One of the greatest Kung Fu films of all time. Why is it so loved? Read on and find out.
In 1978, martial arts films were dropping at an absolutely intense rate. They were cheap to make, cheap to shoot, and highly profitable. Martial Arts mania was in full swing in Asia and America and studios, as they are wont to do, were eager to capitalize. As we have seen, if you have read any of the previous pieces linked conveniently below, there were more than a few gems to hit the silver screen during this period. However, the glut of releases meant that not every one would be a classic.Read more
The Ghost Face Killer is a man out for revenge.
Released in 1979, and also know as Ninja Checkmate, The Mystery of Chess Boxing is one of the most storied Kung Fu films to ever make its way stateside. It was released on 42nd St in NYC. During the late 70’s 42nd St was a mecca for Grindhouse films. The story goes that The Mystery of Chess Boxing was so popular that it played in various theaters for over two years! For a Kung Fu film, not with a high budget and not starring Bruce Lee, to have a run that long is saying something. Perhaps it was the fights, deliberate and beautiful, perhaps it was the abysmal voice over, it really is terrible for the most part, or perhaps it was the blend of traditional and comedy stylings that was all the rage during this time period. Or maybe the reason it stayed around so long, and the one I hold to, is because of the Ghost Face Killer.Read more
Jackie Chan is the kung fu version of Groucho Marx
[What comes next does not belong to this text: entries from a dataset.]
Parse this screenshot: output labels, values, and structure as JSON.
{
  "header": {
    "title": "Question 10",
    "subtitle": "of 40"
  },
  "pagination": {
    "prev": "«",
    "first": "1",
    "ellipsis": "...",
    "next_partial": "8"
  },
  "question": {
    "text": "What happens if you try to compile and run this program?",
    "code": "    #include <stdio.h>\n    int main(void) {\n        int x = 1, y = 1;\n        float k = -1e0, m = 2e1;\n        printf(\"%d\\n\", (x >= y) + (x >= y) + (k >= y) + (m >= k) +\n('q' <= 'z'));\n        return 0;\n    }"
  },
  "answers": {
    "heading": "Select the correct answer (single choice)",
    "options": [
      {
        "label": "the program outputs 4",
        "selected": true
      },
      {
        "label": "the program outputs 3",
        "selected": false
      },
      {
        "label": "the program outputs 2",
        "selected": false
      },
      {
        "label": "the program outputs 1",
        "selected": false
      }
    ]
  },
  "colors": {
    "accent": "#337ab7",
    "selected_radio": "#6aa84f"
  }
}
Directed by Woo-Ping Yeun and hitting theaters in 1978, Snake in the Eagle’s Shadow made a star of Jackie Chan and introduced the world to two things that would become staples of Kung Fu cinema; one, the notion of the kung fu movie as comedy and two, animal style kung fu being one of the greatest things in the history of makind. While Chan had been in a few films before this, the attempt to make him into the new Bruce Lee failed miserably.Read more